    When he left home he was without boots, stockings, cap, or collar. He was wearing a brown reefer     coat with an odd black sleeve, and trousers of a dark pepper-and-salt pattern.  He is short and     small for his age, has black hair and dark eyes, and on one of his little fingers is a bony     protuberance at the lower joint.  His back is scarred with burns.

His parents advertised widely and had photographs circulated in London by the Salvation Army.  Nothing was heard until November when James was found sleeping under a hedge in Chatham in Kent. An inspector for the National Society for the Prevention of Cruelty to Children took him to the workhouse.  The poor boy thought that he had been missing for three years.

James had wandered off to play on Portsdown Hill when Thomas and Florence Cannon abducted him.  Thomas Cannon had threatened to cut his throat if he raised an alarm.  The boy was sent out to beg and thrashed if he did not take back threepence daily. His body was covered with bruises and wounds. When a School Board officer began to investigate, the Cannons took him out one night and deserted him.

Urchin 97016703
Urchin asleep by Antonio Mancini (1852-1930) ©De Agostini/The British Library Board Images Online  Noc

The Cannons were each sentenced to three months’ hard labour for employing James Leach for begging purposes.  At the end of their sentence they were sent back to court to face kidnapping charges but the Public Prosecutor decided not to proceed.

Sadly, our story does not have a happy ending. James Leach enlisted in the Royal Navy in 1901. He was killed on 9 November 1918 when HMS Britannia was sunk by a submarine off Cape Trafalgar. He left a widow Florence and two children.

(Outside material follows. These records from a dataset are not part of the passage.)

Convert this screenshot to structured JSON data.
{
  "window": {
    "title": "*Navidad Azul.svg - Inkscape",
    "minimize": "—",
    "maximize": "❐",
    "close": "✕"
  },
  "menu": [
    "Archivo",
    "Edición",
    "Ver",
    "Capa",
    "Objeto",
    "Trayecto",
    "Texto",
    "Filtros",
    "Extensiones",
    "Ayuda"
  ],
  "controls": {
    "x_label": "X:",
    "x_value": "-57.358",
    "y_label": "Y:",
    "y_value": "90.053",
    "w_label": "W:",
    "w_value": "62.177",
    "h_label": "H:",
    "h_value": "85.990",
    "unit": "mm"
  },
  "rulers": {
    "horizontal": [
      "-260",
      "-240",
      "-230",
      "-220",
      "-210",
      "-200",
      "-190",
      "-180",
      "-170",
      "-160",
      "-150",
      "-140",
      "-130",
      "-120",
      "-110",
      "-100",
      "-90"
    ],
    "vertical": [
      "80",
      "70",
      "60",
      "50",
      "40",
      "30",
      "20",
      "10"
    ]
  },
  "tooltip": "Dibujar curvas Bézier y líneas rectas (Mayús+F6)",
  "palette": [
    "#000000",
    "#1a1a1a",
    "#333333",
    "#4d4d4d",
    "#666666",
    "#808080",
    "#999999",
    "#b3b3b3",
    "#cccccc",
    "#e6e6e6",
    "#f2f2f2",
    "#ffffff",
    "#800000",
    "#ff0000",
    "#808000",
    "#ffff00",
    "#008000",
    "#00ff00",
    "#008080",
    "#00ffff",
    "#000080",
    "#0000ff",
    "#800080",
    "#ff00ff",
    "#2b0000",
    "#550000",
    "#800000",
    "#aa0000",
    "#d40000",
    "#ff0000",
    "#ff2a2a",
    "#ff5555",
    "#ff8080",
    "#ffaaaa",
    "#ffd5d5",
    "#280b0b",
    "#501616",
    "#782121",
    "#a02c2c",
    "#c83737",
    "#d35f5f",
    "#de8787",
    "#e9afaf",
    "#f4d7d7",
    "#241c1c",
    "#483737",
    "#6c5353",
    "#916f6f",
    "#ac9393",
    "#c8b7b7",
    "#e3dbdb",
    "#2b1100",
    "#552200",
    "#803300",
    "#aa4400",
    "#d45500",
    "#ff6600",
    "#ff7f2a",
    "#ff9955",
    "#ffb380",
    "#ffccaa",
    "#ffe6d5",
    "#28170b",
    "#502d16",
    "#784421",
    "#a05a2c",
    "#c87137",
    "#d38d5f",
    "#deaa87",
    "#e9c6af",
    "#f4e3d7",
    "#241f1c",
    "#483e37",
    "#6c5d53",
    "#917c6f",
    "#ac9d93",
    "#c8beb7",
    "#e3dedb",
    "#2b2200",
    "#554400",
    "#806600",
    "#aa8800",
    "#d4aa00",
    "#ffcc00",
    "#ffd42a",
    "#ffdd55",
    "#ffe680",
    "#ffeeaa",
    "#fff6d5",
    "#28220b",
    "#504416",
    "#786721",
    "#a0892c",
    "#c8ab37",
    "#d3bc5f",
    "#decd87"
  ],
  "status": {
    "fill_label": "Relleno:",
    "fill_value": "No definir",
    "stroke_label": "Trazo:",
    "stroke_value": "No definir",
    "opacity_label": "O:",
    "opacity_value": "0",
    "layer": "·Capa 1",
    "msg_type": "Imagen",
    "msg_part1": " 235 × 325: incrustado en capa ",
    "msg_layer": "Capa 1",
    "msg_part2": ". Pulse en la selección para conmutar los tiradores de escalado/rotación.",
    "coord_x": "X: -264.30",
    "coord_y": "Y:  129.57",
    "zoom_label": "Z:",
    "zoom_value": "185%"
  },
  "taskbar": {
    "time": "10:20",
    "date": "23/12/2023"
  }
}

Margaret Makepeace
India Office Records Noc

Further reading:

British Newspaper Archive

Portsmouth Evening News 31 July 1894, 9 August 1894, 28 November 1894, 11 March 1895